Please find every line in the entries below that contains the string "Festékkazetta", and copy it.

++++++++++

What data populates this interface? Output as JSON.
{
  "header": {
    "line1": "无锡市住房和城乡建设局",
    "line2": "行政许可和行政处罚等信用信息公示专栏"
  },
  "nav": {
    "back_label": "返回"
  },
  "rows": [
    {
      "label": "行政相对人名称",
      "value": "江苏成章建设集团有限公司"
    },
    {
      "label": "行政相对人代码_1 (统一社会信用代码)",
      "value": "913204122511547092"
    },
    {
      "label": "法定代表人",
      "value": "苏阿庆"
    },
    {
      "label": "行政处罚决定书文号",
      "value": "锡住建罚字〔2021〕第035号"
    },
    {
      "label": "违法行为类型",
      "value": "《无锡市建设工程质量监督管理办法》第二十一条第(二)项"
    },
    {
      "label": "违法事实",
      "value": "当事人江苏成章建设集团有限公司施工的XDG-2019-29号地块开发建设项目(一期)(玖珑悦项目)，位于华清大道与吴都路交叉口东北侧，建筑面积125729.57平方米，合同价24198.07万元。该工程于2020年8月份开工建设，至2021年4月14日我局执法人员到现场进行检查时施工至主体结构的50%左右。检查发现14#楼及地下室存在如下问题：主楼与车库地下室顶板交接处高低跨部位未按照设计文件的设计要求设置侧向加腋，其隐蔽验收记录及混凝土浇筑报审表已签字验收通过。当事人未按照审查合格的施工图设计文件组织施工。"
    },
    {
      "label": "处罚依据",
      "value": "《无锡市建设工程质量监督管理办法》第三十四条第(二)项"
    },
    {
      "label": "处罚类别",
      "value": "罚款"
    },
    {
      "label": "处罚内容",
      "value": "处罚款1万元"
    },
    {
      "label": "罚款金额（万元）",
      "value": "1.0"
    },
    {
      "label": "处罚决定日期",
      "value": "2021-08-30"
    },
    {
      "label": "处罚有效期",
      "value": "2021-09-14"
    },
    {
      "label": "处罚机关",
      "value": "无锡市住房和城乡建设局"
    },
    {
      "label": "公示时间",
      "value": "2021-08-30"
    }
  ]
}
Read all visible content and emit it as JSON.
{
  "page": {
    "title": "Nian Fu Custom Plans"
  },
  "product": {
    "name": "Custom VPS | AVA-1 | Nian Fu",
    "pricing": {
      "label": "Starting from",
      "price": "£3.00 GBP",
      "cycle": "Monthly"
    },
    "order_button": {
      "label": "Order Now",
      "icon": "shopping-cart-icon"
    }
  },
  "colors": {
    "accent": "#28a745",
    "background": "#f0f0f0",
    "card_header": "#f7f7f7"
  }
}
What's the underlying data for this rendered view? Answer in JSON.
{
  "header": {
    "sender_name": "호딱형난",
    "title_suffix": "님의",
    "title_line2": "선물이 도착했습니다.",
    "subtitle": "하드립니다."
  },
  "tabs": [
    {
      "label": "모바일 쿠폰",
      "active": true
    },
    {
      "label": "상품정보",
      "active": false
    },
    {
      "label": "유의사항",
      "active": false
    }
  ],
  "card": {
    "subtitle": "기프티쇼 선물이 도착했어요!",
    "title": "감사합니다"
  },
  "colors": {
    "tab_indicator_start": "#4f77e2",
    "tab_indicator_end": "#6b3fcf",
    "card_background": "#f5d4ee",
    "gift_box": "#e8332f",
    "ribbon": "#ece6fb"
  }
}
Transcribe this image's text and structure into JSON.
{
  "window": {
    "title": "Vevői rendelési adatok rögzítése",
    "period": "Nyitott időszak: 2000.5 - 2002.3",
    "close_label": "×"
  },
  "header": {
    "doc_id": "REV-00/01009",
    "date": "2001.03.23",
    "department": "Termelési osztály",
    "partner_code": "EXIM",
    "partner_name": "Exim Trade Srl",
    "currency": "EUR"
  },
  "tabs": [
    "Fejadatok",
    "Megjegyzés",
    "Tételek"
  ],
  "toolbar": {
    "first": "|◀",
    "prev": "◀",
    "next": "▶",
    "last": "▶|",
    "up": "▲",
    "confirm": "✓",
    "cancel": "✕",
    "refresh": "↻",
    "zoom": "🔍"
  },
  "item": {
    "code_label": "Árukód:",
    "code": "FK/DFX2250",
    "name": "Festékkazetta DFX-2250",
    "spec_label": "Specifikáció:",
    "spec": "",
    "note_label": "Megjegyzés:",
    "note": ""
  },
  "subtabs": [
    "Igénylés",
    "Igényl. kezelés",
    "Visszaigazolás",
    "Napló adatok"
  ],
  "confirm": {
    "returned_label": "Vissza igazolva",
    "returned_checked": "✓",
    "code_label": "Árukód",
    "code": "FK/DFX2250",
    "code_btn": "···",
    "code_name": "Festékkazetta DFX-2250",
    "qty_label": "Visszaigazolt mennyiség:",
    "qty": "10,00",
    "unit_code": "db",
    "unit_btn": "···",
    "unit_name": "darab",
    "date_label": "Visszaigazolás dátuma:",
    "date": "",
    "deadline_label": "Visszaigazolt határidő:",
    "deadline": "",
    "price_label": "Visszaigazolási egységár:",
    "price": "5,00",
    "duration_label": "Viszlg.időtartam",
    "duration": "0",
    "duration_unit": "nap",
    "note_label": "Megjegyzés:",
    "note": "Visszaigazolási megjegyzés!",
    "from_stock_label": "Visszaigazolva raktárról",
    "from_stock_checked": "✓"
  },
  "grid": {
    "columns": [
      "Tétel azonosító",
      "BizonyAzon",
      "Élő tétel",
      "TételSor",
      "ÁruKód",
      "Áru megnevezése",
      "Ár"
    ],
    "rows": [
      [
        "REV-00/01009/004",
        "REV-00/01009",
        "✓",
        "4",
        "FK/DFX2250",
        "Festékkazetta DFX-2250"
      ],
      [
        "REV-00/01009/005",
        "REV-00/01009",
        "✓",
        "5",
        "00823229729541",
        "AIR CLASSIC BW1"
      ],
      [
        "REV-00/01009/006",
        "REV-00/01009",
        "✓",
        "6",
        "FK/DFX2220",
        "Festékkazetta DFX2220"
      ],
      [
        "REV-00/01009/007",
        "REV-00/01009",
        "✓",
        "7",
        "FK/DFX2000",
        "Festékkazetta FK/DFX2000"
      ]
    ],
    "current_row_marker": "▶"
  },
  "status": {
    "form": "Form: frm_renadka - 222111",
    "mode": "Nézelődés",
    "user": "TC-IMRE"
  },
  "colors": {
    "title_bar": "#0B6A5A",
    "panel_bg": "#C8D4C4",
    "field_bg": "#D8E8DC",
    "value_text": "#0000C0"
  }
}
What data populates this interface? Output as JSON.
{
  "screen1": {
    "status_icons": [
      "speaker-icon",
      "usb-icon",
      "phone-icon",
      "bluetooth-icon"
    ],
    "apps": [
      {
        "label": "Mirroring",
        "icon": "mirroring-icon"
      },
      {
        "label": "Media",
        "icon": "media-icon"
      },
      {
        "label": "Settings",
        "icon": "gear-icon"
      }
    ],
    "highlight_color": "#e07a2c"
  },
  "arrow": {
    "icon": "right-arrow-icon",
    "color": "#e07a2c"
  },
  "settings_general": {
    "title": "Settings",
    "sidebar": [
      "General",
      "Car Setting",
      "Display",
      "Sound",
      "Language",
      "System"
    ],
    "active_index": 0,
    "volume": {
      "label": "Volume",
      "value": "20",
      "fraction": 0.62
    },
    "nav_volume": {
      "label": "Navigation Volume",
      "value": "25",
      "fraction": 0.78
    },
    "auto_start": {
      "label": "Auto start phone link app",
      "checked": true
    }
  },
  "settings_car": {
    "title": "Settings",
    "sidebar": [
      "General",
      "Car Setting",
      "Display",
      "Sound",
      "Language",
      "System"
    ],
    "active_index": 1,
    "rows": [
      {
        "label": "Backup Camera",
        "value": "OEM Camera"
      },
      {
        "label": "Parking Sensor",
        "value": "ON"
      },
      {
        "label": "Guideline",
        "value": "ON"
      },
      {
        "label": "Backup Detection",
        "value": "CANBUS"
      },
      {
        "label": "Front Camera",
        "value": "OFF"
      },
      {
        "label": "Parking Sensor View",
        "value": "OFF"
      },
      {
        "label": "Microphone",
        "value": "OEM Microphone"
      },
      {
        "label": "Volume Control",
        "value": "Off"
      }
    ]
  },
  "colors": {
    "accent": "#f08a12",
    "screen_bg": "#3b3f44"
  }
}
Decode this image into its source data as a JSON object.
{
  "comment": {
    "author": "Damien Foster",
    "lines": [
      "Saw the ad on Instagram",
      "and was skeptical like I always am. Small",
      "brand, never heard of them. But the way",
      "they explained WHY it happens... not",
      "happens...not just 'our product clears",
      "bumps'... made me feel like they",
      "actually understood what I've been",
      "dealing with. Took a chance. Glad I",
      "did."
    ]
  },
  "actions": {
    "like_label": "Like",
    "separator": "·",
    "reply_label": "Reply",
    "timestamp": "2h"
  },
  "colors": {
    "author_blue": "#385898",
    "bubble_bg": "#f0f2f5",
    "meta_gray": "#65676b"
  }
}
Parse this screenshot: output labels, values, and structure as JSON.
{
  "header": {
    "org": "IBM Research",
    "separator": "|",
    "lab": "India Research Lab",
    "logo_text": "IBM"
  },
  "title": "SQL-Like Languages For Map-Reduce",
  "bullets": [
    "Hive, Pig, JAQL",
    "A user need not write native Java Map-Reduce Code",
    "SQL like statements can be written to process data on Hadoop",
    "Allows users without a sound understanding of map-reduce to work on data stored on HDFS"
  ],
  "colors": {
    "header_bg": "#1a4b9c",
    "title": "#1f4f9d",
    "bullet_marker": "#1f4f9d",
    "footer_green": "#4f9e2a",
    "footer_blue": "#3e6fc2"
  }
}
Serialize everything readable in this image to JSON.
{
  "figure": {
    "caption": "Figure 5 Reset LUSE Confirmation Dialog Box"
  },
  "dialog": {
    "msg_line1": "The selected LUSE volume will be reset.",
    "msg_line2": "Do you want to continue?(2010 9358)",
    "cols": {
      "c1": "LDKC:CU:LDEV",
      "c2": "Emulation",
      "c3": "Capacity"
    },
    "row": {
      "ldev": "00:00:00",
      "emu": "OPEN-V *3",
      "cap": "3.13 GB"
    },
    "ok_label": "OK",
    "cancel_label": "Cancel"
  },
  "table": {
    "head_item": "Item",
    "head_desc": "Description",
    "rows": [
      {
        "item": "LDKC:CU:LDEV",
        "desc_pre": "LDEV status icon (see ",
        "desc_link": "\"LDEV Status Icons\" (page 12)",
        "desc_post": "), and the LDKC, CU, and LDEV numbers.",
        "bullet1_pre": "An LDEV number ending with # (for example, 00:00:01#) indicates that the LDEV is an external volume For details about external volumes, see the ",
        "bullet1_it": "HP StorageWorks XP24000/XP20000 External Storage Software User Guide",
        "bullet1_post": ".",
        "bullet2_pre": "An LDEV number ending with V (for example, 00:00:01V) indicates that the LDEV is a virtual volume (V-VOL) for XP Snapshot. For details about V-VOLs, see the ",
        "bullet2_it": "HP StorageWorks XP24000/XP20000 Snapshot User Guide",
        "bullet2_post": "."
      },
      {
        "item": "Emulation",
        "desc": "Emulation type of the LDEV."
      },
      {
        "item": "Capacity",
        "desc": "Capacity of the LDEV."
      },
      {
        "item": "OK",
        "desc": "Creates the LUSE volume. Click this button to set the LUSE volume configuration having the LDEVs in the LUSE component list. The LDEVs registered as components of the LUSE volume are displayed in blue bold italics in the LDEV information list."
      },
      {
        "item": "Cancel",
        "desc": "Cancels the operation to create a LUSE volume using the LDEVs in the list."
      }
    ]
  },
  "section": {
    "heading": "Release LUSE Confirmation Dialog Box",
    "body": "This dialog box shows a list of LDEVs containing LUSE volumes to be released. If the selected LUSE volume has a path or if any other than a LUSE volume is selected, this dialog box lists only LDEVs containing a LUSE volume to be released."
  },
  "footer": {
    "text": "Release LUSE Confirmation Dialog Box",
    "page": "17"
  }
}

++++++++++

(Result below):
    "name": "Festékkazetta DFX-2250",
    "code_name": "Festékkazetta DFX-2250",
        "Festékkazetta DFX-2250"
        "Festékkazetta DFX2220"
        "Festékkazetta FK/DFX2000"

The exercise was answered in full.